The Lord of Darkness. (Yes, that was really his name. He had no discernable motivation beyond feeling evil. Hey, what can I say? I was in 7th grade….)

6) Best plot you’ve ever created?

The one I’m currently working on, of course :)

7) Coolest plot twist you’ve ever created?

The unexpected sister. Or the bear falling through the skylight, although I had help with that one.

8) How often do you get writer’s block?

Writer’s what?

9) Write fan fiction?


10) Do you type or write by hand?


11) Do you save everything you write?

Pretty much. Just in case. I’ve stopped saving all the printouts, though, in the interest of regaining some much-needed closet space.

12) Do you ever go back to an idea after you’ve abandoned it?

Nope. I have too many other ideas waiting in line!

13) What’s your favorite thing you’ve ever written?

That depends. What am I writing right now?

14) What’s everyone else’s favorite story you’ve written?

Depends who you ask.

15) Ever written romance or angsty teen drama?

Yes, altho my definition of romance seems to be a bit tamer than the rest of the world’s.

16) What’s your favorite setting for your characters?

Caves. I mean mountains. Or the ocean. Or what about underwater caves?

17) How many writing projects are you working on right now?

Rewriting current YA, polishing MG fantasy, working on NF book proposal, polishing NF science book for kids, drafting another kids’ NF science book….have I ever mentioned that I have focus issues?

18) Have you ever won an award for your writing?

Yes. They made me very happy :-)

19) What are your five favorite words?

Do I only get five? Here are a few of my current favorites:

  • floccinaucinihilipilificator (because I had to go on a treasure hunt to discover the meaning)
  • steotopygia (because it just sounds so cool)
  • bracelet (used as a verb)
  • undulate (I love the way it sounds)

20) What character have you created that is most like yourself?

Um…is this a trick question?

21) Where do you get your ideas for your characters?

Pretty much everywhere.

22) Do you ever write based on your dreams?

Not usually, but occasionally a great idea will present itself.

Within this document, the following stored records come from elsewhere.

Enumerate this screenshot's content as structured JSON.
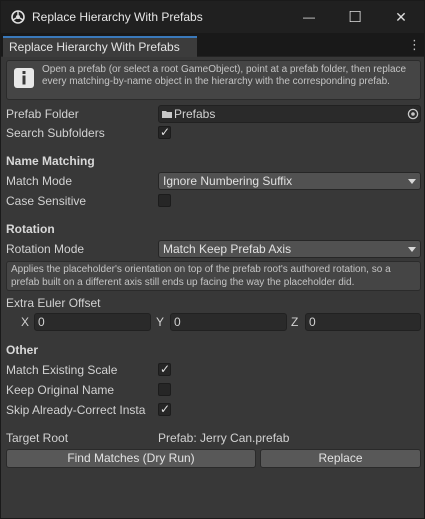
{
  "window": {
    "title": "Replace Hierarchy With Prefabs",
    "tab_label": "Replace Hierarchy With Prefabs",
    "minimize_glyph": "—",
    "maximize_glyph": "☐",
    "close_glyph": "✕",
    "menu_glyph": "⋮"
  },
  "help": {
    "icon": "info-icon",
    "text": "Open a prefab (or select a root GameObject), point at a prefab folder, then replace every matching-by-name object in the hierarchy with the corresponding prefab."
  },
  "fields": {
    "prefab_folder_label": "Prefab Folder",
    "prefab_folder_value": "Prefabs",
    "search_subfolders_label": "Search Subfolders",
    "search_subfolders_checked": true
  },
  "name_matching": {
    "header": "Name Matching",
    "match_mode_label": "Match Mode",
    "match_mode_value": "Ignore Numbering Suffix",
    "case_sensitive_label": "Case Sensitive",
    "case_sensitive_checked": false
  },
  "rotation": {
    "header": "Rotation",
    "mode_label": "Rotation Mode",
    "mode_value": "Match Keep Prefab Axis",
    "help_text": "Applies the placeholder's orientation on top of the prefab root's authored rotation, so a prefab built on a different axis still ends up facing the way the placeholder did.",
    "euler_label": "Extra Euler Offset",
    "x_label": "X",
    "x_value": "0",
    "y_label": "Y",
    "y_value": "0",
    "z_label": "Z",
    "z_value": "0"
  },
  "other": {
    "header": "Other",
    "match_scale_label": "Match Existing Scale",
    "match_scale_checked": true,
    "keep_name_label": "Keep Original Name",
    "keep_name_checked": false,
    "skip_label": "Skip Already-Correct Insta",
    "skip_checked": true
  },
  "target": {
    "label": "Target Root",
    "value": "Prefab: Jerry Can.prefab"
  },
  "buttons": {
    "find_matches": "Find Matches (Dry Run)",
    "replace": "Replace"
  },
  "colors": {
    "window_bg": "#383838",
    "titlebar_bg": "#202020",
    "tab_accent": "#3a79bb",
    "field_bg": "#2a2a2a",
    "button_bg": "#585858"
  }
}
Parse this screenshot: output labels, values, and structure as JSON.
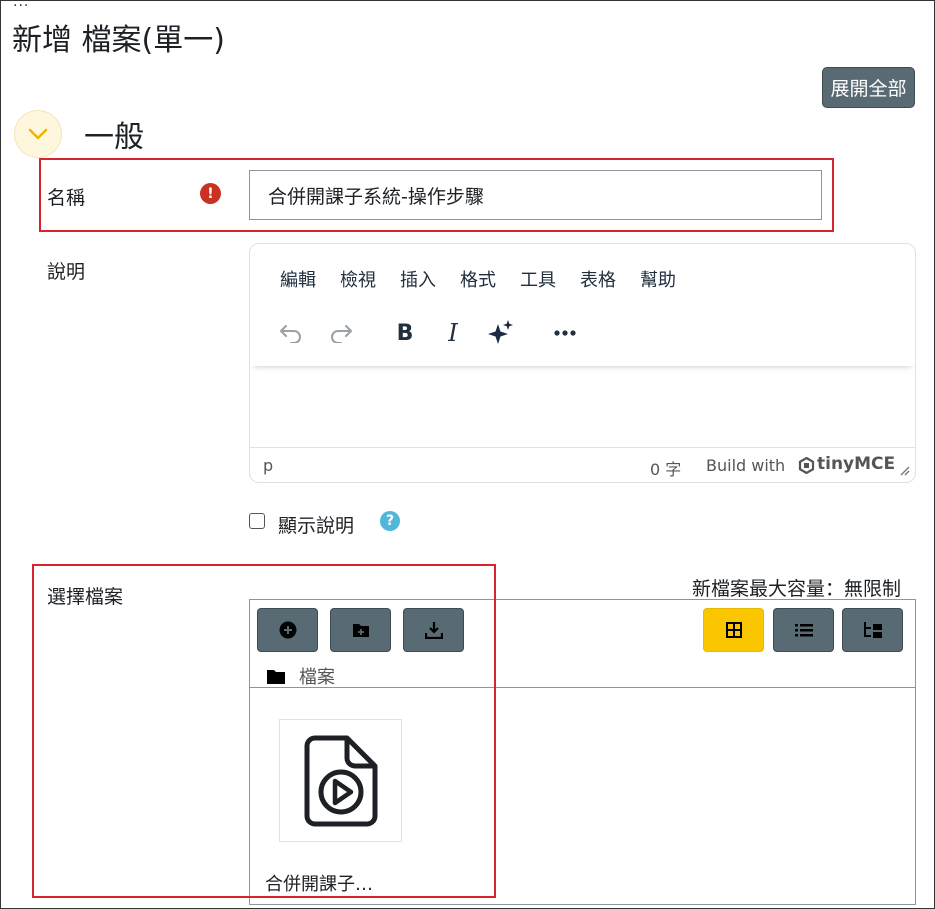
{
  "header": {
    "ellipsis": "...",
    "title": "新增 檔案(單一)",
    "expand_all": "展開全部"
  },
  "section": {
    "title": "一般"
  },
  "form": {
    "name_label": "名稱",
    "name_required_mark": "!",
    "name_value": "合併開課子系統-操作步驟",
    "description_label": "說明",
    "show_description_label": "顯示說明",
    "show_description_checked": false,
    "help_mark": "?",
    "select_files_label": "選擇檔案",
    "max_size_text": "新檔案最大容量：無限制"
  },
  "editor": {
    "menu": [
      "編輯",
      "檢視",
      "插入",
      "格式",
      "工具",
      "表格",
      "幫助"
    ],
    "toolbar_icons": [
      "undo-icon",
      "redo-icon",
      "bold-icon",
      "italic-icon",
      "ai-sparkle-icon",
      "more-icon"
    ],
    "bold_glyph": "B",
    "italic_glyph": "I",
    "status_path": "p",
    "word_count": "0 字",
    "build_with": "Build with",
    "brand": "tinyMCE"
  },
  "file_manager": {
    "breadcrumb": "檔案",
    "view_modes": [
      "grid",
      "list",
      "tree"
    ],
    "active_view": "grid",
    "files": [
      {
        "name": "合併開課子…",
        "icon": "video-file-icon"
      }
    ]
  },
  "colors": {
    "accent_button": "#586a73",
    "active_view": "#f9c600",
    "required": "#ca3120",
    "help": "#52b6d9",
    "annotation": "#d9232d"
  }
}
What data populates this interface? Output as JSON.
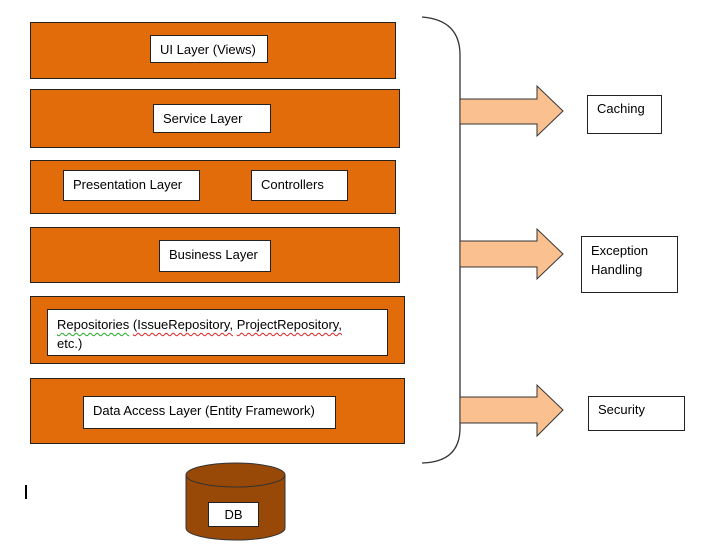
{
  "colors": {
    "layer_fill": "#E36C0A",
    "db_fill": "#984807",
    "arrow_fill": "#FAC090"
  },
  "layers": [
    {
      "boxes": [
        "UI Layer (Views)"
      ]
    },
    {
      "boxes": [
        "Service Layer"
      ]
    },
    {
      "boxes": [
        "Presentation Layer",
        "Controllers"
      ]
    },
    {
      "boxes": [
        "Business Layer"
      ]
    },
    {
      "repositories": {
        "word1": "Repositories",
        "word2": "(IssueRepository,",
        "word3": "ProjectRepository,",
        "rest": "etc.)"
      }
    },
    {
      "boxes": [
        "Data Access Layer (Entity Framework)"
      ]
    }
  ],
  "database": {
    "label": "DB"
  },
  "concerns": [
    {
      "label": "Caching"
    },
    {
      "line1": "Exception",
      "line2": "Handling"
    },
    {
      "label": "Security"
    }
  ]
}
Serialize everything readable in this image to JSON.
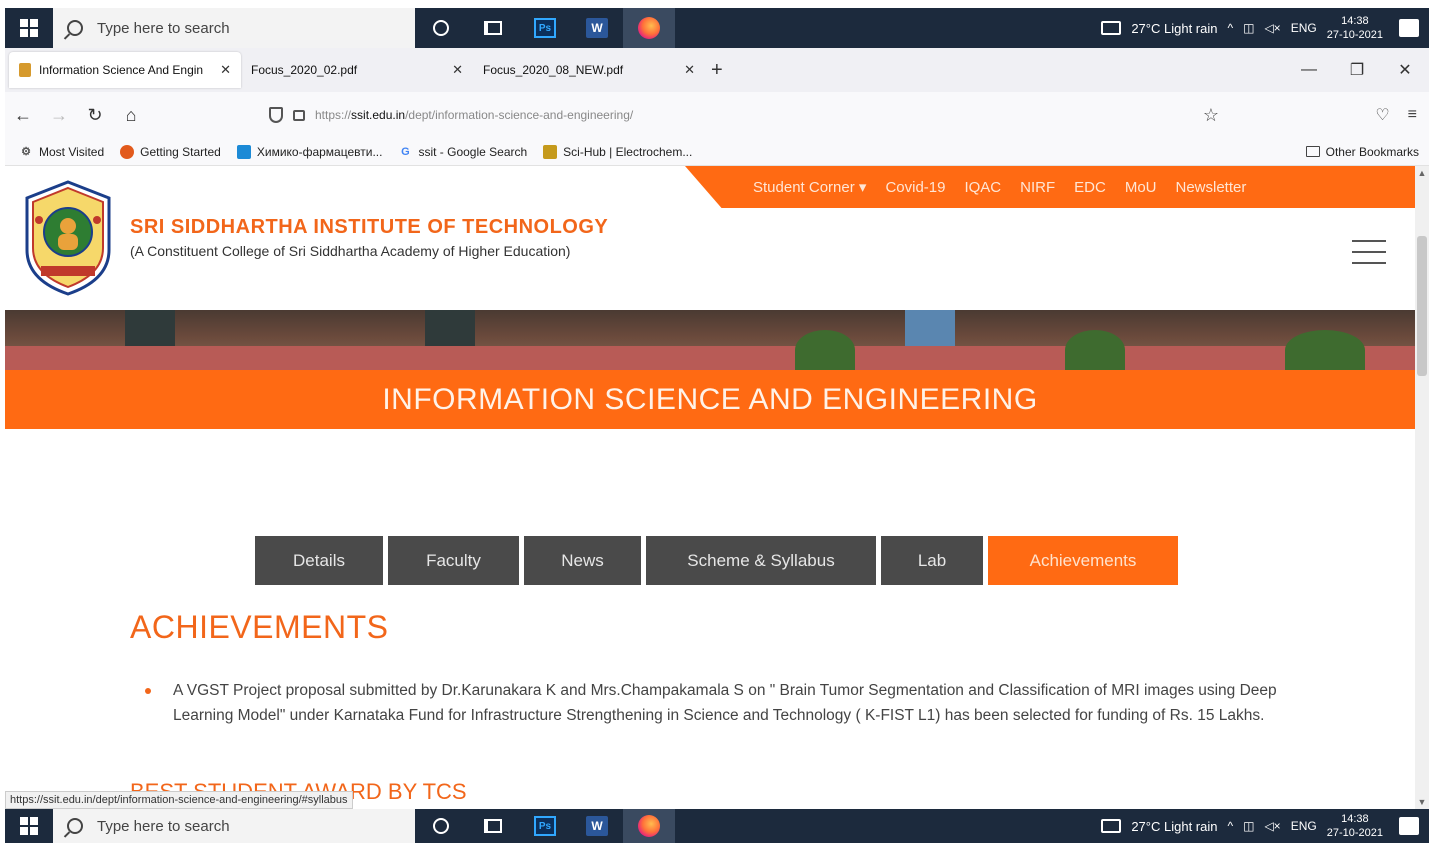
{
  "taskbar": {
    "search_placeholder": "Type here to search",
    "apps": [
      "cortana-icon",
      "taskview-icon",
      "photoshop-icon",
      "word-icon",
      "firefox-icon"
    ],
    "weather": "27°C  Light rain",
    "lang": "ENG",
    "time": "14:38",
    "date": "27-10-2021"
  },
  "browser": {
    "tabs": [
      {
        "title": "Information Science And Engin",
        "active": true
      },
      {
        "title": "Focus_2020_02.pdf",
        "active": false
      },
      {
        "title": "Focus_2020_08_NEW.pdf",
        "active": false
      }
    ],
    "url_prefix": "https://",
    "url_host": "ssit.edu.in",
    "url_path": "/dept/information-science-and-engineering/",
    "bookmarks": [
      {
        "label": "Most Visited",
        "icon": "gear-icon",
        "color": "#555555"
      },
      {
        "label": "Getting Started",
        "icon": "firefox-icon",
        "color": "#e25a1c"
      },
      {
        "label": "Химико-фармацевти...",
        "icon": "journal-icon",
        "color": "#1c8ad6"
      },
      {
        "label": "ssit - Google Search",
        "icon": "google-icon",
        "color": "#4285f4"
      },
      {
        "label": "Sci-Hub | Electrochem...",
        "icon": "scihub-icon",
        "color": "#c59a1c"
      }
    ],
    "other_bookmarks": "Other Bookmarks",
    "status_url": "https://ssit.edu.in/dept/information-science-and-engineering/#syllabus"
  },
  "site": {
    "topnav": [
      "Student Corner ▾",
      "Covid-19",
      "IQAC",
      "NIRF",
      "EDC",
      "MoU",
      "Newsletter"
    ],
    "institute_name": "SRI SIDDHARTHA INSTITUTE OF TECHNOLOGY",
    "institute_sub": "(A Constituent College of Sri Siddhartha Academy of Higher Education)",
    "page_title": "INFORMATION SCIENCE AND ENGINEERING",
    "dept_tabs": [
      {
        "label": "Details",
        "active": false
      },
      {
        "label": "Faculty",
        "active": false
      },
      {
        "label": "News",
        "active": false
      },
      {
        "label": "Scheme & Syllabus",
        "active": false
      },
      {
        "label": "Lab",
        "active": false
      },
      {
        "label": "Achievements",
        "active": true
      }
    ],
    "achievements_heading": "ACHIEVEMENTS",
    "achievements": [
      "A VGST Project proposal submitted by Dr.Karunakara K and Mrs.Champakamala S on \" Brain Tumor Segmentation and Classification of MRI images using Deep Learning Model\" under Karnataka Fund for Infrastructure Strengthening in Science and Technology ( K-FIST L1) has been selected for funding of Rs. 15 Lakhs."
    ],
    "next_heading_partial": "BEST STUDENT AWARD BY TCS"
  },
  "colors": {
    "brand_orange": "#ff6a13",
    "tab_dark": "#4a4a4a",
    "taskbar": "#1c2a3d"
  }
}
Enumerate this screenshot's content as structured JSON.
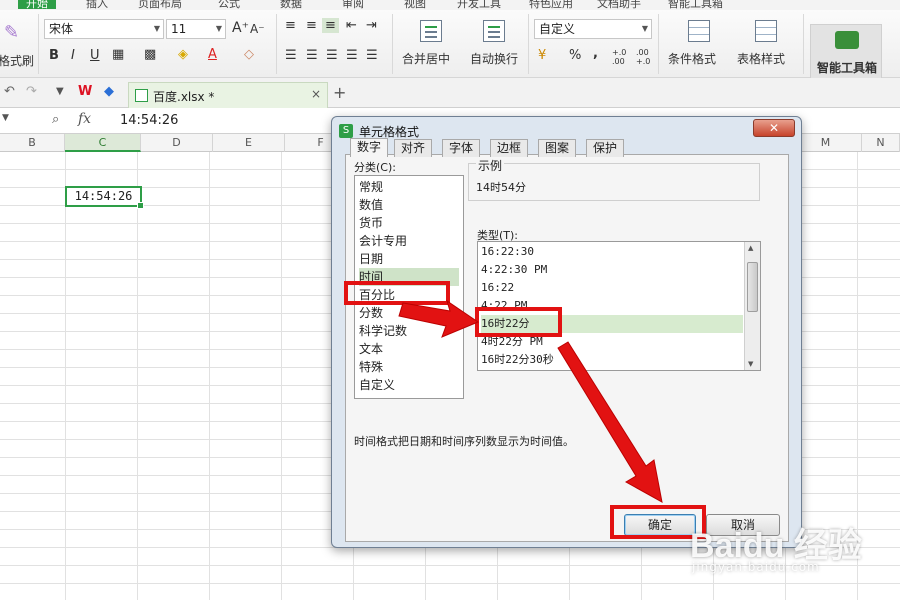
{
  "ribbon": {
    "tabs": [
      "开始",
      "插入",
      "页面布局",
      "公式",
      "数据",
      "审阅",
      "视图",
      "开发工具",
      "特色应用",
      "文档助手",
      "智能工具箱"
    ],
    "font_name": "宋体",
    "font_size": "11",
    "number_format": "自定义",
    "format_painter_label": "格式刷",
    "merge_center_label": "合并居中",
    "wrap_text_label": "自动换行",
    "conditional_format_label": "条件格式",
    "table_style_label": "表格样式",
    "smart_toolbox_label": "智能工具箱",
    "percent_symbol": "%",
    "comma_symbol": ",",
    "bold": "B",
    "italic": "I",
    "underline": "U",
    "font_color_letter": "A",
    "increase_font": "A⁺",
    "decrease_font": "A⁻",
    "dec_more": "+.0 .00",
    "dec_less": ".00 +.0"
  },
  "doc_tab": {
    "filename": "百度.xlsx *",
    "close": "×",
    "new_tab": "+"
  },
  "formula_bar": {
    "fx": "fx",
    "value": "14:54:26"
  },
  "columns": [
    "B",
    "C",
    "D",
    "E",
    "F",
    "M",
    "N"
  ],
  "cell": {
    "value": "14:54:26"
  },
  "dialog": {
    "title": "单元格格式",
    "tabs": [
      "数字",
      "对齐",
      "字体",
      "边框",
      "图案",
      "保护"
    ],
    "category_label": "分类(C):",
    "categories": [
      "常规",
      "数值",
      "货币",
      "会计专用",
      "日期",
      "时间",
      "百分比",
      "分数",
      "科学记数",
      "文本",
      "特殊",
      "自定义"
    ],
    "sample_label": "示例",
    "sample_value": "14时54分",
    "type_label": "类型(T):",
    "types": [
      "16:22:30",
      "4:22:30 PM",
      "16:22",
      "4:22 PM",
      "16时22分",
      "4时22分 PM",
      "16时22分30秒"
    ],
    "description": "时间格式把日期和时间序列数显示为时间值。",
    "ok": "确定",
    "cancel": "取消"
  },
  "watermark": {
    "main": "Baidu 经验",
    "sub": "jingyan.baidu.com"
  },
  "colors": {
    "accent_green": "#2e9e47",
    "annotation_red": "#e21212",
    "dialog_bg": "#dde6f0"
  }
}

23) Do you favor happy endings?

Definitely! Why do you think I write for children?

24) Are you concerned with spelling and grammar as you write?

Not usually, although it does occasionally distract me :).

25) Does music help you write?

No! But it helps me get in the mood *before* I write.

26) Quote something you’ve written. Whatever pops in your head.

To quote Yat-Yee, “Uh…” Nothing springs to mind!

*Dubbed the Write 26 Things and Tag 3 People strain by Yat-Yee Chong. I’m now supposed to tag 3 people, but most of the folks I know have already been tagged. Any takers?

:-) Cheryl

PS: I’m tagging Timanda!